Lufthansa Flight No. 403 departed Newark, New Jersey, bound for Frankfurt, Germany, when a technical problem forced the plane to divert to Logan Airport Monday night, stranding travelers in Boston

By Kaitlin McKinley Becker 

A flight en route to Germany was forced to make an emergency landing at Boston’s Logan Airport late Monday night after smoke was discovered in the cockpit, according to officials.

Lufthansa Flight No. 403 took off from Newark, New Jersey, and was on its way to Frankfurt when a “technical irregularity” caused some smoke in the cabin, the airline told NBC10 Boston. The pilot declared an emergency and the plane was diverted to Boston. The crew used oxygen masks during this time, a spokesperson for Massachusetts State Police said. Passengers told NBC10 Boston that oxygen masks did not drop down at their seats.

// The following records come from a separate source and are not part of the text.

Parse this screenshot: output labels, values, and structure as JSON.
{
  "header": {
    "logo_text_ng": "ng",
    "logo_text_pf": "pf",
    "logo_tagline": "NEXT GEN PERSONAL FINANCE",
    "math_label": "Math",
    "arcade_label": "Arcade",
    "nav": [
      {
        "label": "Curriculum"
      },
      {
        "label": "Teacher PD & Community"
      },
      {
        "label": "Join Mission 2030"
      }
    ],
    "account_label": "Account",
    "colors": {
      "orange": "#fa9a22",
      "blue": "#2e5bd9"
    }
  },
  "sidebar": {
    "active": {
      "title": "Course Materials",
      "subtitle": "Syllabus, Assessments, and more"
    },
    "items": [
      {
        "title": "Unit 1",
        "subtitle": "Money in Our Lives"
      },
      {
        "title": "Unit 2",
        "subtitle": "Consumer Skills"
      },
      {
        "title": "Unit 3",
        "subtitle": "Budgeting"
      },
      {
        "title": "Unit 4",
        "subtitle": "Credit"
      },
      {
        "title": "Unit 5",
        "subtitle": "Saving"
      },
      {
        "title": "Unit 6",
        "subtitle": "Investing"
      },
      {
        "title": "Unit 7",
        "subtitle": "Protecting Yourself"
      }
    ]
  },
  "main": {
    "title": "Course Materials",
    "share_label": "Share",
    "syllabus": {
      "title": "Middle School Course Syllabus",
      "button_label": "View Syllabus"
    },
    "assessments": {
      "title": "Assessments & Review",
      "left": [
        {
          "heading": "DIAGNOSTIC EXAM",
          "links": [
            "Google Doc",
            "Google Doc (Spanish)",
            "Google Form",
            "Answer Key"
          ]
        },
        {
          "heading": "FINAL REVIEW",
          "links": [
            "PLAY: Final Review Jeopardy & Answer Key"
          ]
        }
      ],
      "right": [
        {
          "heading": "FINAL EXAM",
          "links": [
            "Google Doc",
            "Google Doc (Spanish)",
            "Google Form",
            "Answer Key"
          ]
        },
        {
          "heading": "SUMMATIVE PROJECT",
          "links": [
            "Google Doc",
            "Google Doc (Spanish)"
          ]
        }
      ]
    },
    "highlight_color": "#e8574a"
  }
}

The plane landed at Logan at 10:25 p.m. without further incident, according to state police and the airline. The aircraft taxied to a gate where all passengers disembarked, Lufthansa and the Massachusetts Port Authority added.

A photo taken from inside the plane shows the plane surrounded by emergency vehicles on the tarmac.

There were 326 people on board, according to state police. The airline reported there were no injuries.

A Lufthansa spokesperson said maintenance crews were taking a look at the Boeing 747 and would determine if the aircraft could continue to its final destination, however passengers were later Monday seen collecting their luggage in baggage claim. The spokesperson did say they would work to rebook passengers if necessary.

Passengers inside the terminal who spoke to NBC10 Boston Monday night said they didn’t smell any smoke but some said they did experience turbulence. Several said they were nervous during the ordeal.

“I mean I was kind of scared,” Ava Rankin said. “I’ve been on a lot of flights in my life and I was like, just like, please let us be safe, let it be okay, because we were right over the ocean, so I didn’t really know what was going to happen.”

Rankin spoke to NBC10 Boston while she was on hold with the airline trying to rebook her flight.

“They told us there were electrical issues and they had to land the plane. And most people on the flight, it was a connecting flight, so no one’s able to get to their connections anymore so I guess everyone’s trying to rebook so I’ve just been on hold,” Rankin said, adding she had been on hold for more than 20 minutes.

“It felt like turbulence but they said it was electrical issues and there was a smell, but it was really like, it literally fell like you were falling out of the sky,” she shared of what she experienced onboard. “People were screaming near me, which I’ve never experienced that on a flight before.”

“The captain or someone noticed some smoke or some electric thing, so they came on the radio and said we had a technical problem and have to do an emergency landing in Boston,” Amen Abas said.

Abas, who planned to stay in Boston overnight and wait to see what flight he could get back home Tuesday, added that he felt “a little bit nervous because you know, emergency landing’s not in the plan. You see crew members, a little nervous, going around, checking out.”

Francis Nyikata said he was about to start dinner when the captain came on to inform the passengers they were being diverted to Boston due to a mechanical problem. He also noted there was some turbulence.

“When we landed, they came back on the phone again and explained they had procedures that they had to follow. They had like some sort of electrical smell in the cabin and that’s why they had to land,” he added.

“This was not part of the plan,” Nyikata said, adding his final destination was Africa.

Others said they weren’t too afraid during the incident, and that the pilots handled the unexpected situation well.

“Thirty minutes into the flight, we heard that there was electrical smoke or fire or something like that on the plane. We all kind of just stayed calm, and heard that we had to land in Boston for an emergency landing,” Ben Mohrstedt said as he was waiting for his luggage. “Not too frightening, the pilots were very confident in what they were doing, and they did a great landing, so we were all very happy to be safe.”

Mohrstedt, who was visiting family in the US, said the passengers did not use oxygen masks. He was seated in the middle of the plane and did not see any smoke or smell anything.

As passengers continued to collect their bags Monday night, some were wondering where they were going to do and how they were going to get home — noting the trip started out on the wrong foot in New Jersey.

“It started out bad already, in Newark, the one plane we were supposed to get on there, they took that thing out of there, and put that thing in there, it was like bad luck to begin with. I mean, the second plane already,” another passenger said. “How we gonna get [to Frankfurt]? I hope some people show up and tell us what to do.”